▼

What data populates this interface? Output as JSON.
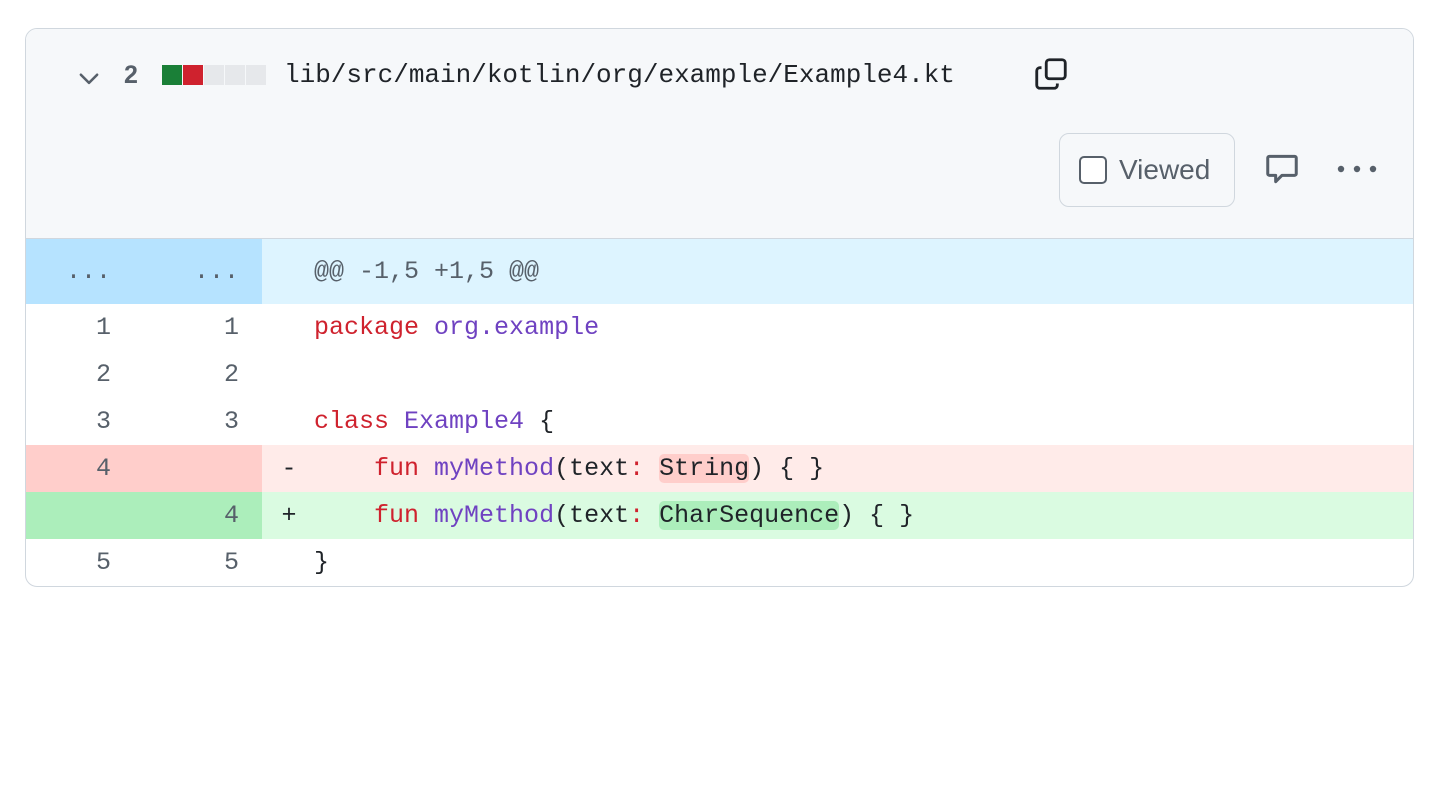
{
  "file_header": {
    "change_count": "2",
    "diffstat": [
      "add",
      "del",
      "neutral",
      "neutral",
      "neutral"
    ],
    "file_path": "lib/src/main/kotlin/org/example/Example4.kt",
    "viewed_label": "Viewed",
    "viewed_checked": false
  },
  "colors": {
    "added": "#1a7f37",
    "deleted": "#cf222e",
    "hunk_bg": "#ddf4ff",
    "keyword": "#cf222e",
    "entity": "#6f42c1"
  },
  "diff": {
    "hunk": {
      "old_ln": "...",
      "new_ln": "...",
      "header": "@@ -1,5 +1,5 @@"
    },
    "lines": [
      {
        "old": "1",
        "new": "1",
        "marker": "",
        "kw": "package",
        "sp": " ",
        "ent": "org.example",
        "rest": ""
      },
      {
        "old": "2",
        "new": "2",
        "marker": "",
        "kw": "",
        "sp": "",
        "ent": "",
        "rest": ""
      },
      {
        "old": "3",
        "new": "3",
        "marker": "",
        "kw": "class",
        "sp": " ",
        "ent": "Example4",
        "rest": " {"
      },
      {
        "old": "4",
        "new": "",
        "marker": "-",
        "indent": "    ",
        "kw": "fun",
        "sp": " ",
        "ent": "myMethod",
        "pre": "(text",
        "colon": ":",
        "mid": " ",
        "hl": "String",
        "post": ") { }"
      },
      {
        "old": "",
        "new": "4",
        "marker": "+",
        "indent": "    ",
        "kw": "fun",
        "sp": " ",
        "ent": "myMethod",
        "pre": "(text",
        "colon": ":",
        "mid": " ",
        "hl": "CharSequence",
        "post": ") { }"
      },
      {
        "old": "5",
        "new": "5",
        "marker": "",
        "rest": "}"
      }
    ]
  }
}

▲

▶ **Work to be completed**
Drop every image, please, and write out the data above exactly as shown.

▶ **Exercise response**
What data populates this interface? Output as JSON.
{
  "file_header": {
    "change_count": "2",
    "diffstat": [
      "add",
      "del",
      "neutral",
      "neutral",
      "neutral"
    ],
    "file_path": "lib/src/main/kotlin/org/example/Example4.kt",
    "viewed_label": "Viewed",
    "viewed_checked": false
  },
  "colors": {
    "added": "#1a7f37",
    "deleted": "#cf222e",
    "hunk_bg": "#ddf4ff",
    "keyword": "#cf222e",
    "entity": "#6f42c1"
  },
  "diff": {
    "hunk": {
      "old_ln": "...",
      "new_ln": "...",
      "header": "@@ -1,5 +1,5 @@"
    },
    "lines": [
      {
        "old": "1",
        "new": "1",
        "marker": "",
        "kw": "package",
        "sp": " ",
        "ent": "org.example",
        "rest": ""
      },
      {
        "old": "2",
        "new": "2",
        "marker": "",
        "kw": "",
        "sp": "",
        "ent": "",
        "rest": ""
      },
      {
        "old": "3",
        "new": "3",
        "marker": "",
        "kw": "class",
        "sp": " ",
        "ent": "Example4",
        "rest": " {"
      },
      {
        "old": "4",
        "new": "",
        "marker": "-",
        "indent": "    ",
        "kw": "fun",
        "sp": " ",
        "ent": "myMethod",
        "pre": "(text",
        "colon": ":",
        "mid": " ",
        "hl": "String",
        "post": ") { }"
      },
      {
        "old": "",
        "new": "4",
        "marker": "+",
        "indent": "    ",
        "kw": "fun",
        "sp": " ",
        "ent": "myMethod",
        "pre": "(text",
        "colon": ":",
        "mid": " ",
        "hl": "CharSequence",
        "post": ") { }"
      },
      {
        "old": "5",
        "new": "5",
        "marker": "",
        "rest": "}"
      }
    ]
  }
}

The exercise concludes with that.